In late July 1916, the Australians fought their first action in the Battle of the Somme. At this point the British strategy focused on the seizure of the ridge east of Pozières village from where an attack could be mounted on German strongholds further north at Thiepval which had not fallen to British attack on the opening day of the battle, 1 July 1916. By the time the Australians entered the Somme battle the operation had become a series of attacks aimed not so much at a break-through of the German lines as the capture of key positions and the wearing down of the enemy.
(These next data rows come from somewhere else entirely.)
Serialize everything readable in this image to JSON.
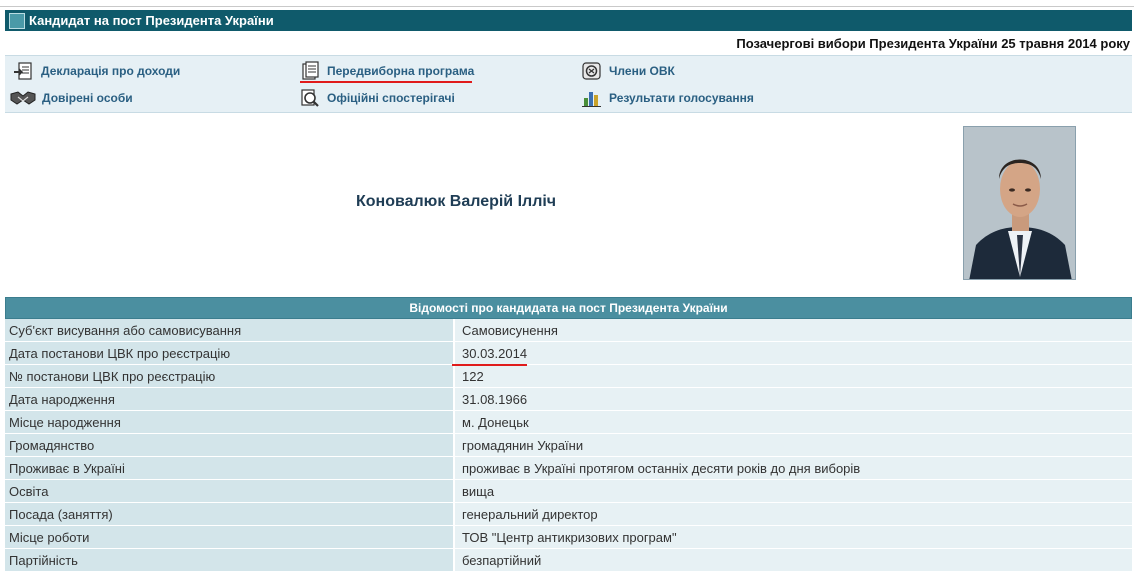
{
  "header": {
    "title": "Кандидат на пост Президента України",
    "election": "Позачергові вибори Президента України 25 травня 2014 року"
  },
  "nav": {
    "items": [
      {
        "label": "Декларація про доходи",
        "icon": "declaration-icon"
      },
      {
        "label": "Передвиборна програма",
        "icon": "program-document-icon"
      },
      {
        "label": "Члени ОВК",
        "icon": "commission-members-icon"
      },
      {
        "label": "Довірені особи",
        "icon": "handshake-icon"
      },
      {
        "label": "Офіційні спостерігачі",
        "icon": "magnifier-icon"
      },
      {
        "label": "Результати голосування",
        "icon": "results-bar-icon"
      }
    ]
  },
  "candidate": {
    "name": "Коновалюк Валерій Ілліч"
  },
  "table": {
    "header": "Відомості про кандидата на пост Президента України",
    "rows": [
      {
        "key": "Суб'єкт висування або самовисування",
        "value": "Самовисунення"
      },
      {
        "key": "Дата постанови ЦВК про реєстрацію",
        "value": "30.03.2014"
      },
      {
        "key": "№ постанови ЦВК про реєстрацію",
        "value": "122"
      },
      {
        "key": "Дата народження",
        "value": "31.08.1966"
      },
      {
        "key": "Місце народження",
        "value": "м. Донецьк"
      },
      {
        "key": "Громадянство",
        "value": "громадянин України"
      },
      {
        "key": "Проживає в Україні",
        "value": "проживає в Україні протягом останніх десяти років до дня виборів"
      },
      {
        "key": "Освіта",
        "value": "вища"
      },
      {
        "key": "Посада (заняття)",
        "value": "генеральний директор"
      },
      {
        "key": "Місце роботи",
        "value": "ТОВ \"Центр антикризових програм\""
      },
      {
        "key": "Партійність",
        "value": "безпартійний"
      }
    ]
  },
  "colors": {
    "title_bar": "#0f5a6b",
    "table_header": "#4b8fa0",
    "link": "#2a5f82",
    "annotation_red": "#e01b1b"
  }
}
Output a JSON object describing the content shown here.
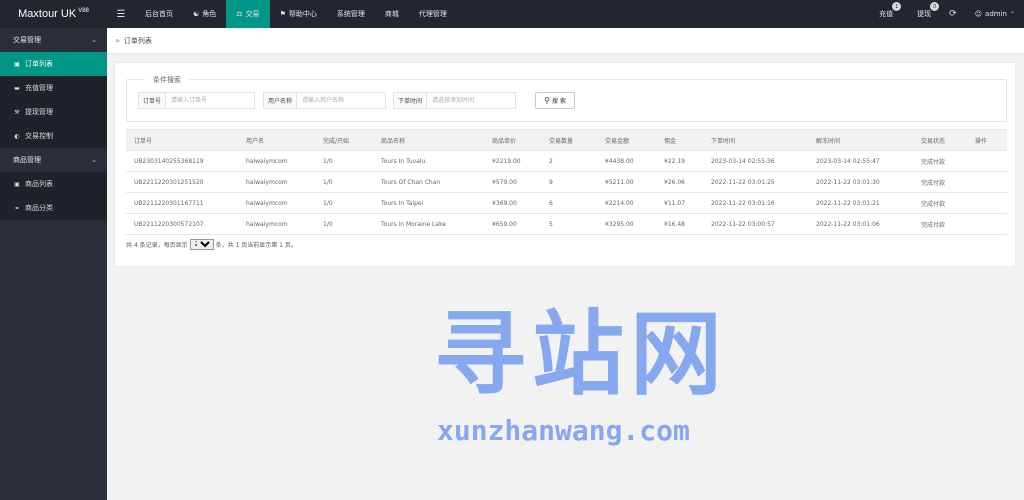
{
  "app": {
    "logo": "Maxtour UK",
    "version": "V88"
  },
  "topnav": {
    "toggle": "☰",
    "items": [
      {
        "label": "后台首页",
        "icon": "",
        "active": false
      },
      {
        "label": "角色",
        "icon": "person-icon",
        "active": false
      },
      {
        "label": "交易",
        "icon": "scale-icon",
        "active": true
      },
      {
        "label": "帮助中心",
        "icon": "flag-icon",
        "active": false
      },
      {
        "label": "系统管理",
        "icon": "",
        "active": false
      },
      {
        "label": "商城",
        "icon": "",
        "active": false
      },
      {
        "label": "代理管理",
        "icon": "",
        "active": false
      }
    ],
    "recharge": {
      "label": "充值",
      "count": "1"
    },
    "withdraw": {
      "label": "提现",
      "count": "0"
    },
    "user": "admin"
  },
  "sidebar": {
    "groups": [
      {
        "label": "交易管理",
        "items": [
          {
            "label": "订单列表",
            "icon": "cart-icon",
            "active": true
          },
          {
            "label": "充值管理",
            "icon": "card-icon",
            "active": false
          },
          {
            "label": "提现管理",
            "icon": "gavel-icon",
            "active": false
          },
          {
            "label": "交易控制",
            "icon": "gauge-icon",
            "active": false
          }
        ]
      },
      {
        "label": "商品管理",
        "items": [
          {
            "label": "商品列表",
            "icon": "cart-icon",
            "active": false
          },
          {
            "label": "商品分类",
            "icon": "link-icon",
            "active": false
          }
        ]
      }
    ]
  },
  "breadcrumb": {
    "label": "订单列表"
  },
  "search": {
    "legend": "条件搜索",
    "order_no": {
      "label": "订单号",
      "placeholder": "请输入订单号"
    },
    "username": {
      "label": "用户名称",
      "placeholder": "请输入用户名称"
    },
    "order_time": {
      "label": "下单时间",
      "placeholder": "请选择添加时间"
    },
    "button": "搜 索"
  },
  "table": {
    "columns": [
      "订单号",
      "用户名",
      "完成/开始",
      "商品名称",
      "商品单价",
      "交易数量",
      "交易金额",
      "佣金",
      "下单时间",
      "解冻时间",
      "交易状态",
      "操作"
    ],
    "rows": [
      [
        "UB2303140255368119",
        "haiwaiymcom",
        "1/0",
        "Tours In Tuvalu",
        "¥2219.00",
        "2",
        "¥4438.00",
        "¥22.19",
        "2023-03-14 02:55:36",
        "2023-03-14 02:55:47",
        "完成付款",
        ""
      ],
      [
        "UB2211220301251520",
        "haiwaiymcom",
        "1/0",
        "Tours Of Chan Chan",
        "¥579.00",
        "9",
        "¥5211.00",
        "¥26.06",
        "2022-11-22 03:01:25",
        "2022-11-22 03:01:30",
        "完成付款",
        ""
      ],
      [
        "UB2211220301167711",
        "haiwaiymcom",
        "1/0",
        "Tours In Taipei",
        "¥369.00",
        "6",
        "¥2214.00",
        "¥11.07",
        "2022-11-22 03:01:16",
        "2022-11-22 03:01:21",
        "完成付款",
        ""
      ],
      [
        "UB2211220300572107",
        "haiwaiymcom",
        "1/0",
        "Tours in Moraine Lake",
        "¥659.00",
        "5",
        "¥3295.00",
        "¥16.48",
        "2022-11-22 03:00:57",
        "2022-11-22 03:01:06",
        "完成付款",
        ""
      ]
    ]
  },
  "pager": {
    "prefix": "共 4 条记录，每页显示",
    "page_size": "20",
    "suffix": "条，共 1 页当前显示第 1 页。"
  },
  "watermark": {
    "cn": "寻站网",
    "en": "xunzhanwang.com"
  },
  "colors": {
    "accent": "#009688",
    "topbar": "#23262e",
    "sidebar": "#2b2f3a"
  }
}
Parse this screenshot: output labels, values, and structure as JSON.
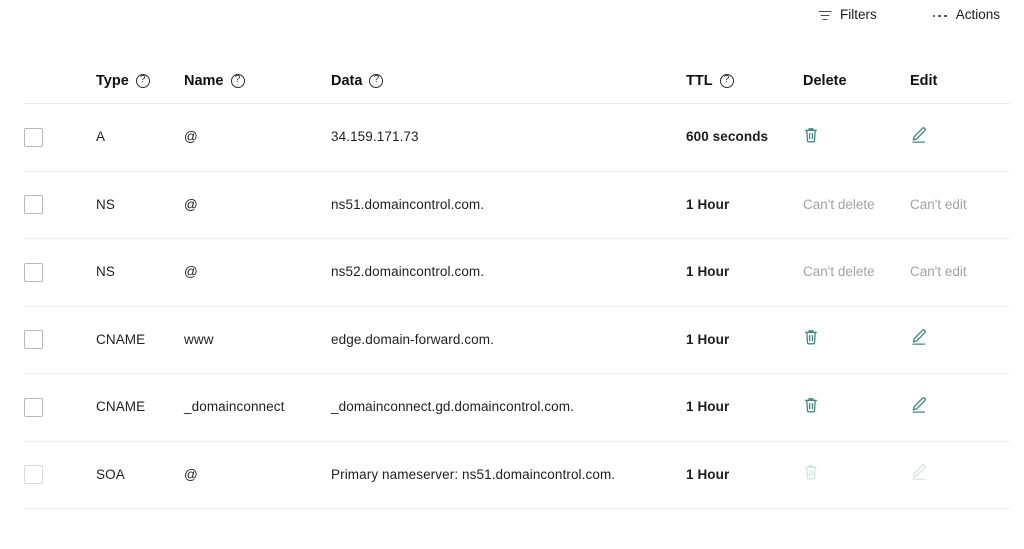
{
  "toolbar": {
    "filters_label": "Filters",
    "filters_icon": "filter-icon",
    "actions_label": "Actions",
    "actions_icon": "ellipsis-icon"
  },
  "table": {
    "help_glyph": "?",
    "columns": [
      {
        "key": "type",
        "label": "Type",
        "help": true
      },
      {
        "key": "name",
        "label": "Name",
        "help": true
      },
      {
        "key": "data",
        "label": "Data",
        "help": true
      },
      {
        "key": "ttl",
        "label": "TTL",
        "help": true
      },
      {
        "key": "delete",
        "label": "Delete",
        "help": false
      },
      {
        "key": "edit",
        "label": "Edit",
        "help": false
      }
    ],
    "rows": [
      {
        "type": "A",
        "name": "@",
        "data": "34.159.171.73",
        "ttl": "600 seconds",
        "delete_state": "enabled",
        "edit_state": "enabled",
        "delete_text": "",
        "edit_text": ""
      },
      {
        "type": "NS",
        "name": "@",
        "data": "ns51.domaincontrol.com.",
        "ttl": "1 Hour",
        "delete_state": "text",
        "edit_state": "text",
        "delete_text": "Can't delete",
        "edit_text": "Can't edit"
      },
      {
        "type": "NS",
        "name": "@",
        "data": "ns52.domaincontrol.com.",
        "ttl": "1 Hour",
        "delete_state": "text",
        "edit_state": "text",
        "delete_text": "Can't delete",
        "edit_text": "Can't edit"
      },
      {
        "type": "CNAME",
        "name": "www",
        "data": "edge.domain-forward.com.",
        "ttl": "1 Hour",
        "delete_state": "enabled",
        "edit_state": "enabled",
        "delete_text": "",
        "edit_text": ""
      },
      {
        "type": "CNAME",
        "name": "_domainconnect",
        "data": "_domainconnect.gd.domaincontrol.com.",
        "ttl": "1 Hour",
        "delete_state": "enabled",
        "edit_state": "enabled",
        "delete_text": "",
        "edit_text": ""
      },
      {
        "type": "SOA",
        "name": "@",
        "data": "Primary nameserver: ns51.domaincontrol.com.",
        "ttl": "1 Hour",
        "delete_state": "disabled",
        "edit_state": "disabled",
        "delete_text": "",
        "edit_text": ""
      }
    ]
  },
  "colors": {
    "accent": "#3d8a7d",
    "text": "#1f1f1f",
    "muted": "#a2a2a2",
    "divider": "#eeeeee",
    "checkbox_border": "#b9b9b9"
  }
}
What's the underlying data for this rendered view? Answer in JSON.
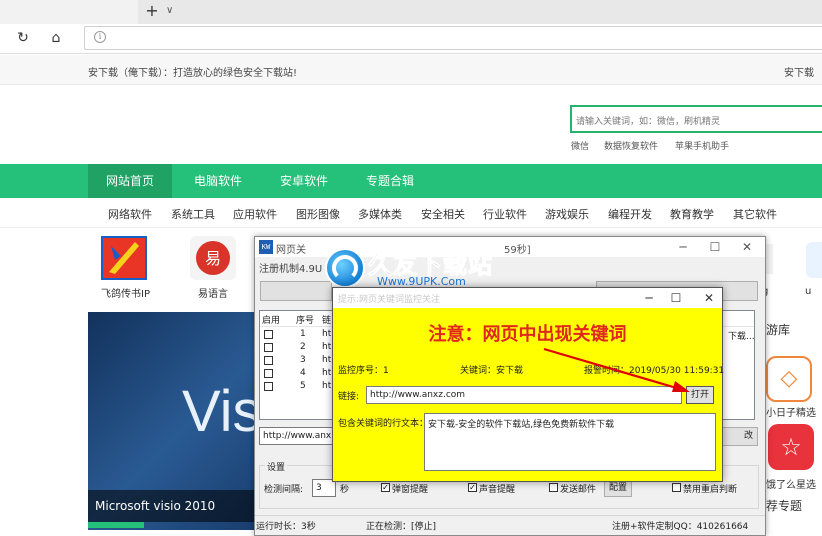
{
  "browser": {
    "new_tab": "+",
    "tab_menu": "∨",
    "reload_icon": "↻",
    "home_icon": "⌂",
    "address_info_icon": "i"
  },
  "site": {
    "slogan": "安下载（俺下载）：打造放心的绿色安全下载站!",
    "top_right_link": "安下载",
    "search_placeholder": "请输入关键词，如：微信，刷机精灵",
    "hot_words": [
      "微信",
      "数据恢复软件",
      "苹果手机助手"
    ],
    "main_nav": [
      "网站首页",
      "电脑软件",
      "安卓软件",
      "专题合辑"
    ],
    "sub_nav": [
      "网络软件",
      "系统工具",
      "应用软件",
      "图形图像",
      "多媒体类",
      "安全相关",
      "行业软件",
      "游戏娱乐",
      "编程开发",
      "教育教学",
      "其它软件"
    ],
    "apps": [
      {
        "label": "飞鸽传书IP"
      },
      {
        "label": "易语言"
      }
    ],
    "banner_word": "Visio",
    "banner_caption": "Microsoft visio 2010",
    "side_label_1": "游库",
    "side_label_2": "荐专题",
    "side_app_1": "小日子精选",
    "side_app_2": "饿了么星选",
    "side_top_1": "u",
    "side_top_2": "g",
    "accent_color": "#25c07a"
  },
  "watermark": {
    "text": "久友下载站",
    "url": "Www.9UPK.Com"
  },
  "main_window": {
    "logo": "KW",
    "title": "网页关",
    "timer": "59秒]",
    "reg_text": "注册机制4.9U",
    "list_headers": [
      "启用",
      "序号",
      "链"
    ],
    "rows": [
      {
        "seq": "1",
        "url": "ht"
      },
      {
        "seq": "2",
        "url": "ht"
      },
      {
        "seq": "3",
        "url": "ht"
      },
      {
        "seq": "4",
        "url": "ht"
      },
      {
        "seq": "5",
        "url": "ht"
      }
    ],
    "list_more": "下载...",
    "url_value": "http://www.anx",
    "modify_button": "改",
    "settings_title": "设置",
    "interval_label": "检测间隔:",
    "interval_value": "3",
    "interval_unit": "秒",
    "opt_popup": "弹窗提醒",
    "opt_sound": "声音提醒",
    "opt_mail": "发送邮件",
    "config_button": "配置",
    "opt_restart": "禁用重启判断",
    "status_runtime": "运行时长：3秒",
    "status_detect": "正在检测：[停止]",
    "status_contact": "注册+软件定制QQ：410261664"
  },
  "dialog": {
    "title": "提示:网页关键词监控关注",
    "heading": "注意：网页中出现关键词",
    "monitor_no": "监控序号：1",
    "keyword": "关键词：安下载",
    "alert_time": "报警时间：2019/05/30 11:59:31",
    "link_label": "链接:",
    "link_value": "http://www.anxz.com",
    "open_button": "打开",
    "text_label": "包含关键词的行文本：",
    "text_value": "安下载-安全的软件下载站,绿色免费新软件下载",
    "arrow_color": "#e00000"
  }
}
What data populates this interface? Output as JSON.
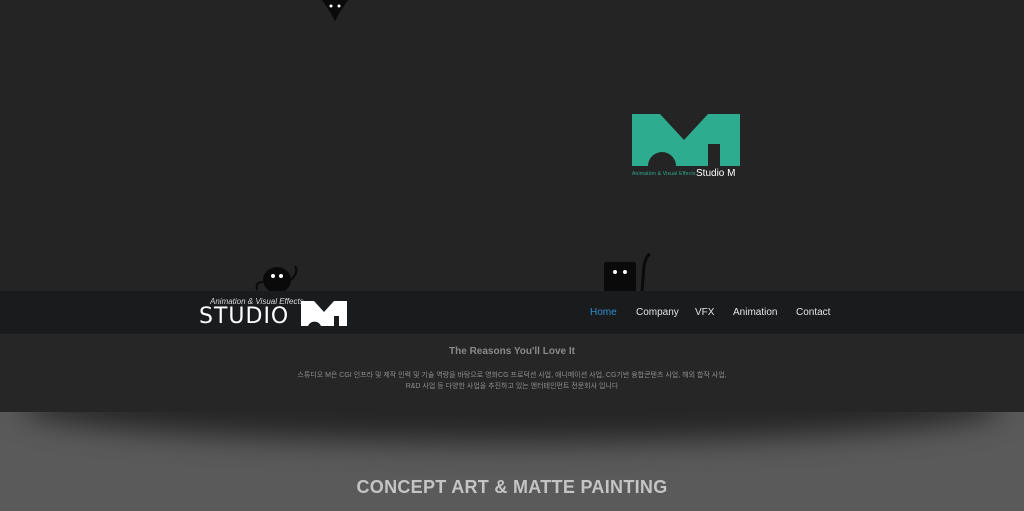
{
  "hero": {
    "logo": {
      "tagline": "Animation & Visual Effects",
      "name": "Studio M",
      "color": "#2eac8f"
    }
  },
  "nav": {
    "logo_tagline": "Animation & Visual Effects",
    "logo_text": "STUDIO",
    "items": [
      {
        "label": "Home",
        "active": true
      },
      {
        "label": "Company",
        "active": false
      },
      {
        "label": "VFX",
        "active": false
      },
      {
        "label": "Animation",
        "active": false
      },
      {
        "label": "Contact",
        "active": false
      }
    ],
    "active_color": "#2f8fd0"
  },
  "reasons": {
    "title": "The Reasons You'll Love It",
    "line1": "스튜디오 M은 CGI 인프라 및 제작 인력 및 기술 역량을 바탕으로 영화CG 프로덕션 사업, 애니메이션 사업, CG기반 융합콘텐츠 사업, 해외 합작 사업,",
    "line2": "R&D 사업 등 다양한 사업을 추진하고 있는 엔터테인먼트 전문회사 입니다"
  },
  "section": {
    "title": "CONCEPT ART & MATTE PAINTING"
  }
}
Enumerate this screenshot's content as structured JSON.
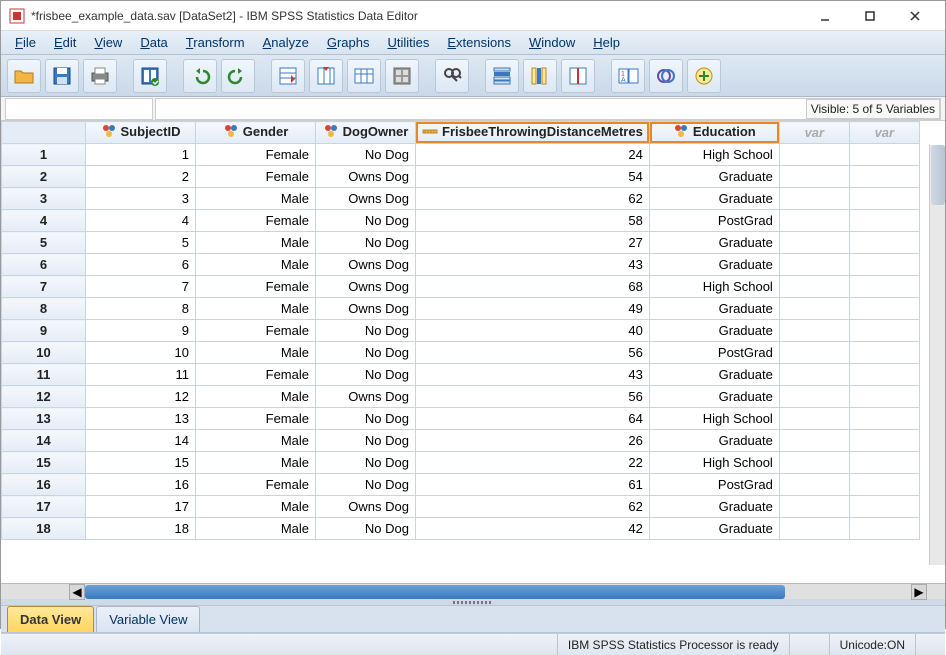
{
  "window": {
    "title": "*frisbee_example_data.sav [DataSet2] - IBM SPSS Statistics Data Editor"
  },
  "menu": {
    "items": [
      "File",
      "Edit",
      "View",
      "Data",
      "Transform",
      "Analyze",
      "Graphs",
      "Utilities",
      "Extensions",
      "Window",
      "Help"
    ]
  },
  "visible_info": "Visible: 5 of 5 Variables",
  "columns": [
    {
      "name": "SubjectID",
      "type": "nominal",
      "highlight": false
    },
    {
      "name": "Gender",
      "type": "nominal",
      "highlight": false
    },
    {
      "name": "DogOwner",
      "type": "nominal",
      "highlight": false
    },
    {
      "name": "FrisbeeThrowingDistanceMetres",
      "type": "scale",
      "highlight": true
    },
    {
      "name": "Education",
      "type": "nominal",
      "highlight": true
    }
  ],
  "empty_var_label": "var",
  "rows": [
    {
      "n": "1",
      "SubjectID": "1",
      "Gender": "Female",
      "DogOwner": "No Dog",
      "FrisbeeThrowingDistanceMetres": "24",
      "Education": "High School"
    },
    {
      "n": "2",
      "SubjectID": "2",
      "Gender": "Female",
      "DogOwner": "Owns Dog",
      "FrisbeeThrowingDistanceMetres": "54",
      "Education": "Graduate"
    },
    {
      "n": "3",
      "SubjectID": "3",
      "Gender": "Male",
      "DogOwner": "Owns Dog",
      "FrisbeeThrowingDistanceMetres": "62",
      "Education": "Graduate"
    },
    {
      "n": "4",
      "SubjectID": "4",
      "Gender": "Female",
      "DogOwner": "No Dog",
      "FrisbeeThrowingDistanceMetres": "58",
      "Education": "PostGrad"
    },
    {
      "n": "5",
      "SubjectID": "5",
      "Gender": "Male",
      "DogOwner": "No Dog",
      "FrisbeeThrowingDistanceMetres": "27",
      "Education": "Graduate"
    },
    {
      "n": "6",
      "SubjectID": "6",
      "Gender": "Male",
      "DogOwner": "Owns Dog",
      "FrisbeeThrowingDistanceMetres": "43",
      "Education": "Graduate"
    },
    {
      "n": "7",
      "SubjectID": "7",
      "Gender": "Female",
      "DogOwner": "Owns Dog",
      "FrisbeeThrowingDistanceMetres": "68",
      "Education": "High School"
    },
    {
      "n": "8",
      "SubjectID": "8",
      "Gender": "Male",
      "DogOwner": "Owns Dog",
      "FrisbeeThrowingDistanceMetres": "49",
      "Education": "Graduate"
    },
    {
      "n": "9",
      "SubjectID": "9",
      "Gender": "Female",
      "DogOwner": "No Dog",
      "FrisbeeThrowingDistanceMetres": "40",
      "Education": "Graduate"
    },
    {
      "n": "10",
      "SubjectID": "10",
      "Gender": "Male",
      "DogOwner": "No Dog",
      "FrisbeeThrowingDistanceMetres": "56",
      "Education": "PostGrad"
    },
    {
      "n": "11",
      "SubjectID": "11",
      "Gender": "Female",
      "DogOwner": "No Dog",
      "FrisbeeThrowingDistanceMetres": "43",
      "Education": "Graduate"
    },
    {
      "n": "12",
      "SubjectID": "12",
      "Gender": "Male",
      "DogOwner": "Owns Dog",
      "FrisbeeThrowingDistanceMetres": "56",
      "Education": "Graduate"
    },
    {
      "n": "13",
      "SubjectID": "13",
      "Gender": "Female",
      "DogOwner": "No Dog",
      "FrisbeeThrowingDistanceMetres": "64",
      "Education": "High School"
    },
    {
      "n": "14",
      "SubjectID": "14",
      "Gender": "Male",
      "DogOwner": "No Dog",
      "FrisbeeThrowingDistanceMetres": "26",
      "Education": "Graduate"
    },
    {
      "n": "15",
      "SubjectID": "15",
      "Gender": "Male",
      "DogOwner": "No Dog",
      "FrisbeeThrowingDistanceMetres": "22",
      "Education": "High School"
    },
    {
      "n": "16",
      "SubjectID": "16",
      "Gender": "Female",
      "DogOwner": "No Dog",
      "FrisbeeThrowingDistanceMetres": "61",
      "Education": "PostGrad"
    },
    {
      "n": "17",
      "SubjectID": "17",
      "Gender": "Male",
      "DogOwner": "Owns Dog",
      "FrisbeeThrowingDistanceMetres": "62",
      "Education": "Graduate"
    },
    {
      "n": "18",
      "SubjectID": "18",
      "Gender": "Male",
      "DogOwner": "No Dog",
      "FrisbeeThrowingDistanceMetres": "42",
      "Education": "Graduate"
    }
  ],
  "tabs": {
    "data_view": "Data View",
    "variable_view": "Variable View"
  },
  "status": {
    "processor": "IBM SPSS Statistics Processor is ready",
    "unicode": "Unicode:ON"
  }
}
Between 23 July and 5 August 1916, the Australian 1st and 2nd Divisions captured Pozières village and Pozières heights, a ridge 500 metres east of the village. The initial attack began at 12.30 am on Sunday 23 July when the 1st Division seized the German front line and in the following hour reached the main road through Pozières. At dawn the Germans counter-attacked but the Australians held on. The rest of Pozières fell on the night of 23–24 July and further gains were made on the night of 24–25 July. The Germans reacted to the seizure of Pozières by concentrating the bulk of their artillery on the Australians. Constant barrages were directed onto the village and the narrow approaches creating a nightmarish situation for troops forming up and attacking in the dark. By 27 July, the 2nd Division had taken over in Pozières.
The 2nd Division was ordered to take Pozières heights. The attack commenced at 12.15 am on 29 July but the Germans were ready and the attack failed at a cost of 3,500 Australian casualties. The Australian commander of the 2nd Division asked that his men might attack again rather than be withdrawn after failure. Following an intense bombardment on 4 August 1916, the Australian seized Pozières heights. The exhausted 2nd Division was now rested and the 4th Division took up positions on the Pozières Heights. Attacking north along the ridge, the Australians in ten days of continuous action reached Mouquet Farm. The 4th Division was now relieved. The farm resisted capture until 26 September 1916, the day after the commenced of a major British offensive.
In less than seven weeks in the fighting at Pozières and Mouquet Farm three Australian divisions suffered 23,000 casualties. Of these, 6,800 men were killed or died of wounds. It was a loss comparable with the casualties sustained by the Australians over eight months at Gallipoli in 1915.